Wednesday, 16 March 2016 09:55

Tectonic shift erodes Fonterra’s global influence

Written by  Sudesh Kissun
Theo Spierings. Theo Spierings.

Fonterra doesn't believe it will take much to change the global dairy market, but it expects very little change this year.

And therein lies the problem confronting the co-op: the days are gone when it could announce a 4% drop in milk production that spooked the world and lifted dairy prices. The ability of Fonterra, the world's largest dairy exporter, to influence prices has been overshadowed by world economic issues, geopolitical crises and phenomenal milk production.

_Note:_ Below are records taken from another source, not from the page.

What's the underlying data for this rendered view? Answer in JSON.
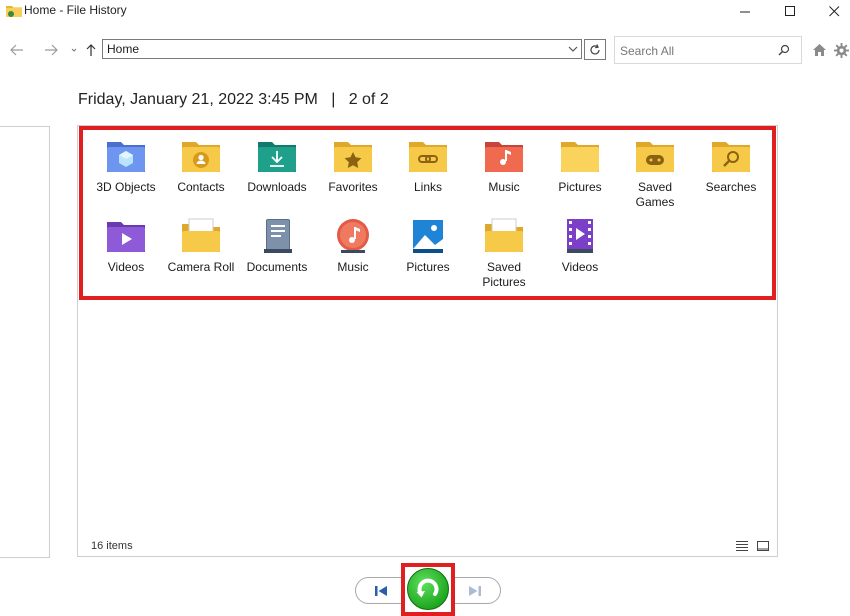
{
  "window": {
    "title": "Home - File History"
  },
  "nav": {
    "address": "Home",
    "search_placeholder": "Search All"
  },
  "header": {
    "date": "Friday, January 21, 2022 3:45 PM",
    "separator": "|",
    "page": "2 of 2"
  },
  "items": [
    {
      "label": "3D Objects",
      "icon": "3d-objects-folder-icon"
    },
    {
      "label": "Contacts",
      "icon": "contacts-folder-icon"
    },
    {
      "label": "Downloads",
      "icon": "downloads-folder-icon"
    },
    {
      "label": "Favorites",
      "icon": "favorites-folder-icon"
    },
    {
      "label": "Links",
      "icon": "links-folder-icon"
    },
    {
      "label": "Music",
      "icon": "music-folder-icon"
    },
    {
      "label": "Pictures",
      "icon": "pictures-folder-icon"
    },
    {
      "label": "Saved Games",
      "icon": "saved-games-folder-icon"
    },
    {
      "label": "Searches",
      "icon": "searches-folder-icon"
    },
    {
      "label": "Videos",
      "icon": "videos-folder-icon"
    },
    {
      "label": "Camera Roll",
      "icon": "camera-roll-folder-icon"
    },
    {
      "label": "Documents",
      "icon": "documents-library-icon"
    },
    {
      "label": "Music",
      "icon": "music-library-icon"
    },
    {
      "label": "Pictures",
      "icon": "pictures-library-icon"
    },
    {
      "label": "Saved Pictures",
      "icon": "saved-pictures-folder-icon"
    },
    {
      "label": "Videos",
      "icon": "videos-library-icon"
    }
  ],
  "status": {
    "count": "16 items"
  },
  "colors": {
    "highlight": "#e02020",
    "folder": "#f7c948",
    "restore": "#21a821"
  }
}
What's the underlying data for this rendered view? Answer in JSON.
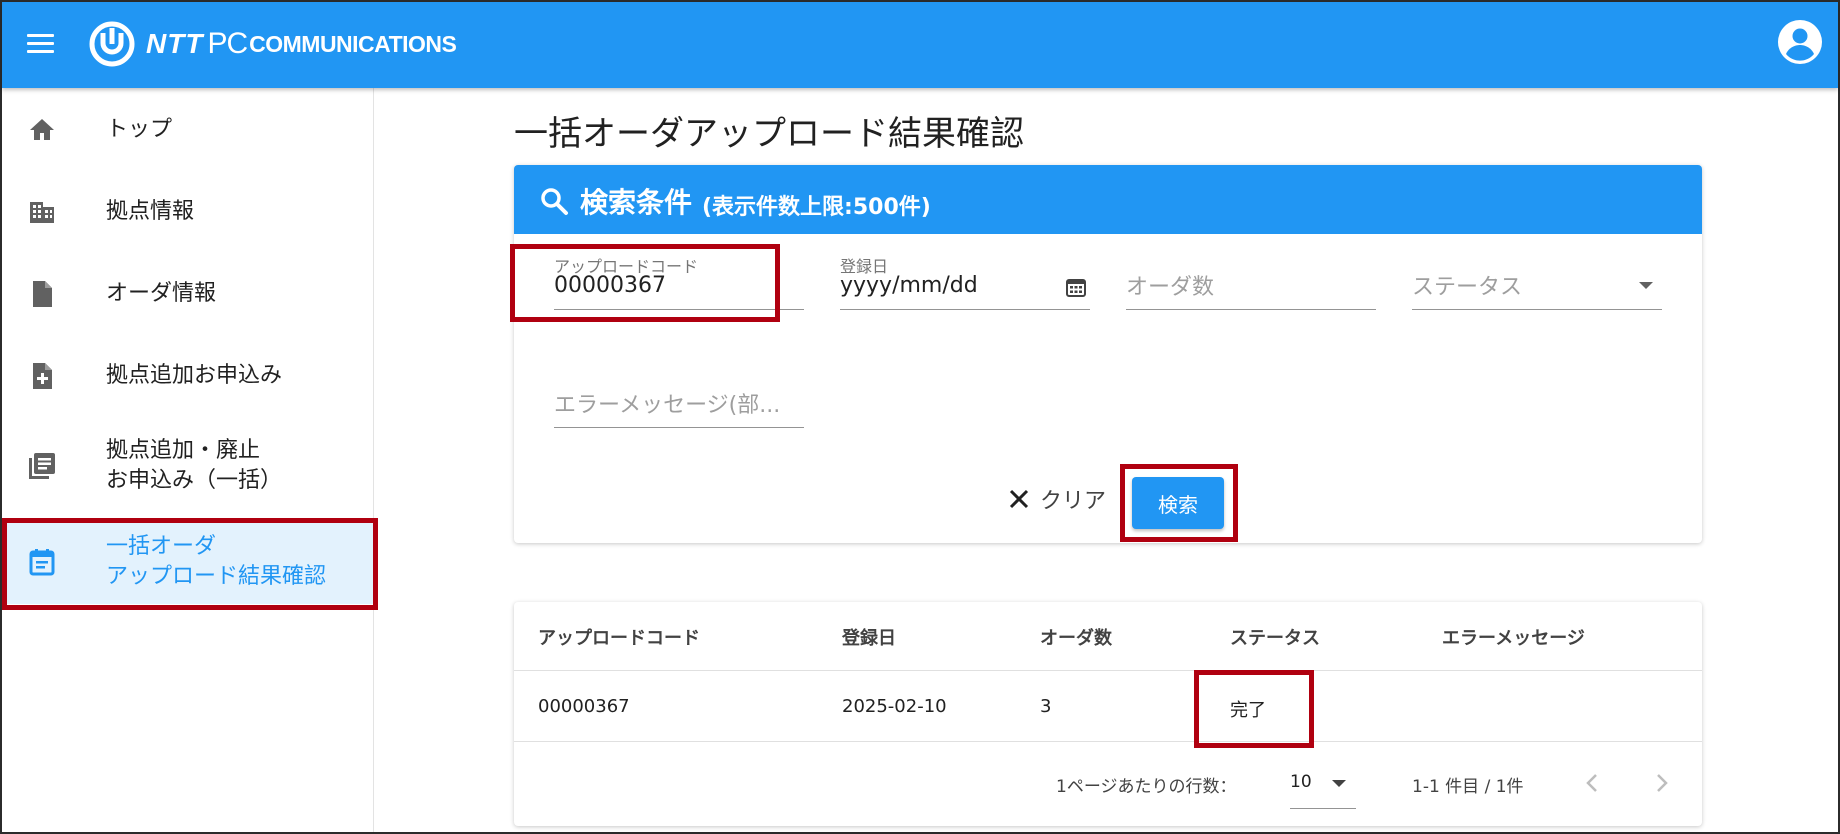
{
  "header": {
    "logo": {
      "ntt": "NTT",
      "pc": "PC",
      "communications": "COMMUNICATIONS"
    },
    "icons": {
      "menu": "menu-icon",
      "account": "account-circle-icon"
    },
    "colors": {
      "primary": "#2196f3",
      "highlight": "#b00010"
    }
  },
  "sidebar": {
    "items": [
      {
        "label": "トップ",
        "icon": "home-icon"
      },
      {
        "label": "拠点情報",
        "icon": "building-icon"
      },
      {
        "label": "オーダ情報",
        "icon": "document-icon"
      },
      {
        "label": "拠点追加お申込み",
        "icon": "document-add-icon"
      },
      {
        "label": "拠点追加・廃止\nお申込み（一括）",
        "icon": "list-document-icon"
      },
      {
        "label": "一括オーダ\nアップロード結果確認",
        "icon": "calendar-note-icon",
        "active": true
      }
    ]
  },
  "page": {
    "title": "一括オーダアップロード結果確認"
  },
  "search": {
    "title": "検索条件",
    "subtitle": "(表示件数上限:500件)",
    "fields": {
      "upload_code": {
        "label": "アップロードコード",
        "value": "00000367"
      },
      "registered_date": {
        "label": "登録日",
        "value": "yyyy/mm/dd"
      },
      "order_count": {
        "placeholder": "オーダ数"
      },
      "status": {
        "placeholder": "ステータス"
      },
      "error_message": {
        "placeholder": "エラーメッセージ(部..."
      }
    },
    "clear_label": "クリア",
    "search_label": "検索"
  },
  "results": {
    "columns": [
      "アップロードコード",
      "登録日",
      "オーダ数",
      "ステータス",
      "エラーメッセージ"
    ],
    "rows": [
      {
        "upload_code": "00000367",
        "registered_date": "2025-02-10",
        "order_count": "3",
        "status": "完了",
        "error_message": ""
      }
    ],
    "pagination": {
      "rows_per_page_label": "1ページあたりの行数：",
      "rows_per_page": "10",
      "range": "1-1 件目 / 1件"
    }
  }
}
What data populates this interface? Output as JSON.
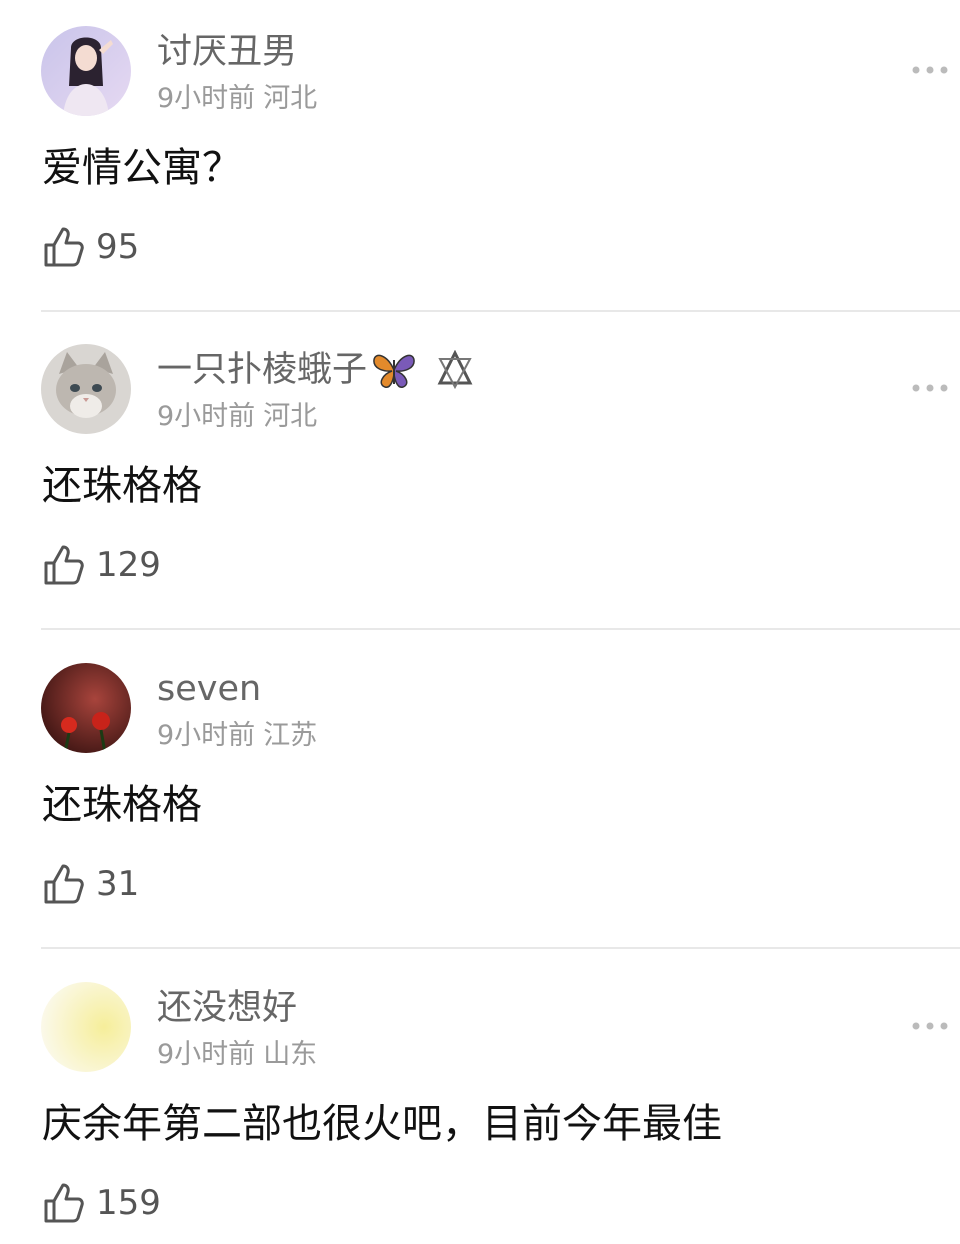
{
  "comments": [
    {
      "username": "讨厌丑男",
      "time": "9小时前",
      "location": "河北",
      "text": "爱情公寓？",
      "likes": "95",
      "avatar_icon": "girl-portrait-avatar"
    },
    {
      "username": "一只扑棱蛾子",
      "time": "9小时前",
      "location": "河北",
      "text": "还珠格格",
      "likes": "129",
      "avatar_icon": "gray-cat-avatar",
      "badges": [
        "butterfly-icon",
        "star-badge-icon"
      ]
    },
    {
      "username": "seven",
      "time": "9小时前",
      "location": "江苏",
      "text": "还珠格格",
      "likes": "31",
      "avatar_icon": "red-roses-avatar"
    },
    {
      "username": "还没想好",
      "time": "9小时前",
      "location": "山东",
      "text": "庆余年第二部也很火吧，目前今年最佳",
      "likes": "159",
      "avatar_icon": "pale-yellow-light-avatar"
    }
  ],
  "colors": {
    "username": "#666666",
    "meta": "#9a9a9a",
    "text": "#111111",
    "divider": "#e8e8e8"
  }
}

Last month, Rabobank analyst Thomas Bailey told the Federated Farmers Dairy council conference in Nelson that historically when NZ milk production dropped, prices shot up. But not this season: despite analysts' forecast 10% drop in milk production prices kept falling.

Bailey noted Rabobank was forecasting NZ milk production to be down at least 5%.

"But prices did not respond; they continued to drop... because [buyers] knew they could just go to Europe to get that milk now. NZ appears to have temporarily lost the advantage of influence on prices."

Bailey says NZ's inability to influence prices is one of five "tectonic shifts" happening in the dairy industry. Others are the growth in Europe's milk production, demand slowdown in China and Russia, low oil prices and growing appetite for value added dairy in the US.

Last week Fonterra dropped its milk forecast payout by another 25c/kgMS, blaming imbalance in global demand and supply.

Fonterra chief executive Theo Spierings alluded to his 'two buckets' theory. He says in one bucket are things Fonterra can control – shifting significant milk volumes into higher value added products, keeping costs down and focusing on capital spending and cashflow.

"All across the business there's a high focus on these things," he says.

The second bucket contains what Fonterra cannot control. On the supply side, milk production in Europe is still growing, with limited farmer reaction to lower prices.

Spierings points out that the EU tends to be on longer contracts than Fonterra's three-month GDT contracts.

"We can't really talk for European farmers; we have done some analysis and the longer contracts take more time for milk prices to go down. Potentially, every farmer will react to price signals and that will kick in in Europe as well."

There is some good news on the US dairy front: the US domestic market is doing well, resulting in more local consumption and less exports.

However, the demand scenario remains fuzzy: China is recovering but more more slowly than Fonterra expected, says Spierings.

"We see growth but not the historic double digit growth; it's not there, it is growing at 4-5%."

Russia still has a ban on dairy imports from western countries and demand there has also been hit by lower oil prices.

"In oil producing countries we are seeing stable or lower imports due to low oil prices," Spierings says.

Add to that the conflict in Syria and the recent lifting of sanctions on Iran, and the uncertainty continues.

So what does Fonterra expect to happen over the next nine months?

Spierings says whole milk powder, hovering around US$1900/tonne, will stay around those levels.

"The price is unsustainable so supply reaction will have to take place," he says.

"Our forecast is based on no significant changes to either supply or demand globally before the end of the year. However, a reduction in the supply available for export before then could mean prices recover earlier than currently expected," says Spierings.

Whatever happens over the next nine months in the global markets, only one thing is sure: it's out of Fonterra's hands.

More like this


DWN welcomes new partner

A new partnership between the Dairy Women’s Network (DWN) and New Zealand-owned milk replacer supplier AgriVantage is set to increase farmers’ knowledge around the importance of nutrition in the early stages of calf rearing.


'Far-reaching' reserves feared

Farmers in the Kaikoura and Conway flat regions claim more than 45,000ha of private land has been caught up in three mātaitai reserves declared in the region.

No tears for onions

New Zealand's 2021 export onion season is off to an early and positive start, according to the sector.


Covid minces meat prices

Farmgate red meat prices are taking a hit as Covid continues to disrupt dining out businesses around the world.

Hort sector denied!

MPI has turned down a request from the horticulture sector to declare the recent hail and rainstorms, that decimated many…

Machinery & Products

Good growth year for Claas

While many sectors of the agricultural machinery were hit by the ravages of Covid-19, the effects of the pandemic did…

Green machine frugal on fuel

According to the industry respected independent DLG PowerMix test, John Deere appears to be the best choice of tractor for…

App takes pressure off

TRS Tyre & Wheel, owned by Trelleborg Wheel Systems, has introduced the TLC Plus App to the New Zealand market.

New MF 5S series arrives

Just before Christmas, Massey Ferguson quietly released details of the successor to its popular MF 5700S range in the shape…

» The RNG Weather Report

» Latest Print Issues Online

The Hound

Poor snowflakes

This old mutt understands the country’s trendy, woke, vegan community (all four of them) is taking time out from being…

Any charges?

Your old mate wonders if the over-reaching do-gooder who set up a North Canterbury cow sanctuary “to save retired dairy…

» Connect with Rural News

» eNewsletter

Subscribe to our weekly newsletter